[[ DATA, beginning ]]
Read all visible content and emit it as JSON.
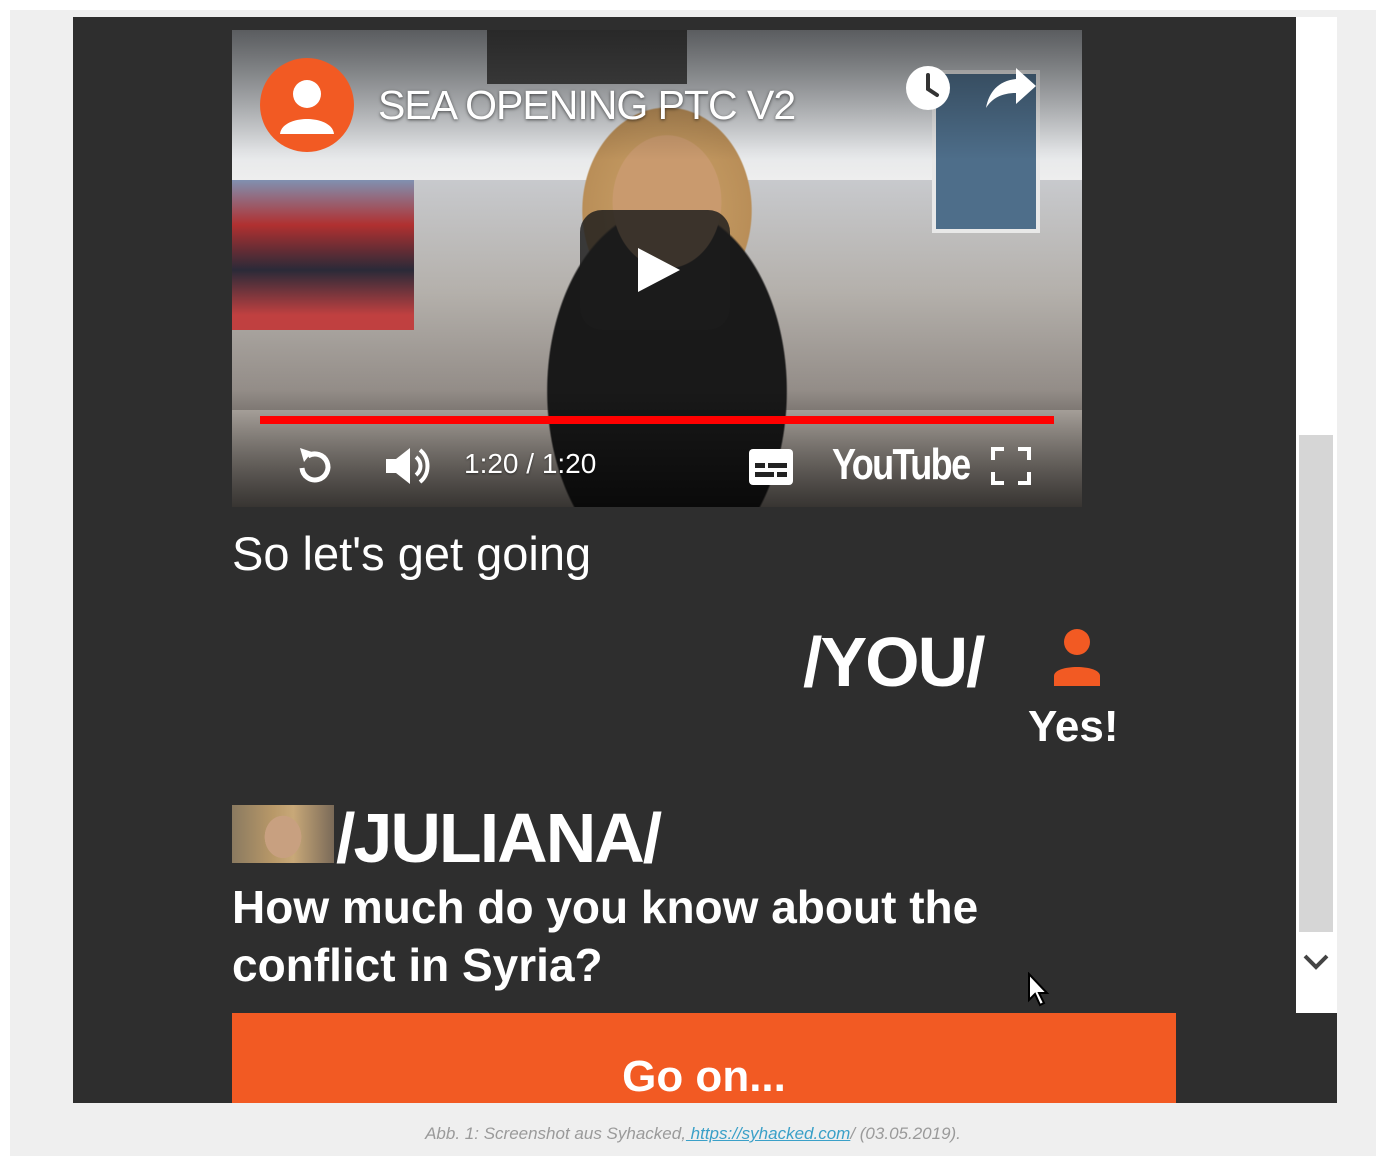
{
  "video": {
    "title": "SEA OPENING PTC V2",
    "timecode": "1:20 / 1:20",
    "platform_logo": "YouTube",
    "progress": 1.0,
    "progress_color": "#ff0000",
    "icons": [
      "channel-avatar-icon",
      "watch-later-icon",
      "share-icon",
      "play-icon",
      "replay-icon",
      "volume-icon",
      "subtitles-icon",
      "fullscreen-icon"
    ]
  },
  "chat": {
    "narration": "So let's get going",
    "you": {
      "label": "/YOU/",
      "reply": "Yes!",
      "icon": "user-icon"
    },
    "juliana": {
      "label": "/JULIANA/",
      "question": "How much do you know about the conflict in Syria?"
    },
    "continue_label": "Go on..."
  },
  "colors": {
    "accent": "#f25a23",
    "background": "#2e2e2e",
    "text": "#ffffff"
  },
  "caption": {
    "prefix": "Abb. 1: Screenshot aus Syhacked,",
    "link": " https://syhacked.com",
    "suffix": "/ (03.05.2019)."
  }
}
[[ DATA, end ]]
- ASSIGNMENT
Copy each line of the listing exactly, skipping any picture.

- FINISHED EXERCISE
Read all visible content and emit it as JSON.
{
  "video": {
    "title": "SEA OPENING PTC V2",
    "timecode": "1:20 / 1:20",
    "platform_logo": "YouTube",
    "progress": 1.0,
    "progress_color": "#ff0000",
    "icons": [
      "channel-avatar-icon",
      "watch-later-icon",
      "share-icon",
      "play-icon",
      "replay-icon",
      "volume-icon",
      "subtitles-icon",
      "fullscreen-icon"
    ]
  },
  "chat": {
    "narration": "So let's get going",
    "you": {
      "label": "/YOU/",
      "reply": "Yes!",
      "icon": "user-icon"
    },
    "juliana": {
      "label": "/JULIANA/",
      "question": "How much do you know about the conflict in Syria?"
    },
    "continue_label": "Go on..."
  },
  "colors": {
    "accent": "#f25a23",
    "background": "#2e2e2e",
    "text": "#ffffff"
  },
  "caption": {
    "prefix": "Abb. 1: Screenshot aus Syhacked,",
    "link": " https://syhacked.com",
    "suffix": "/ (03.05.2019)."
  }
}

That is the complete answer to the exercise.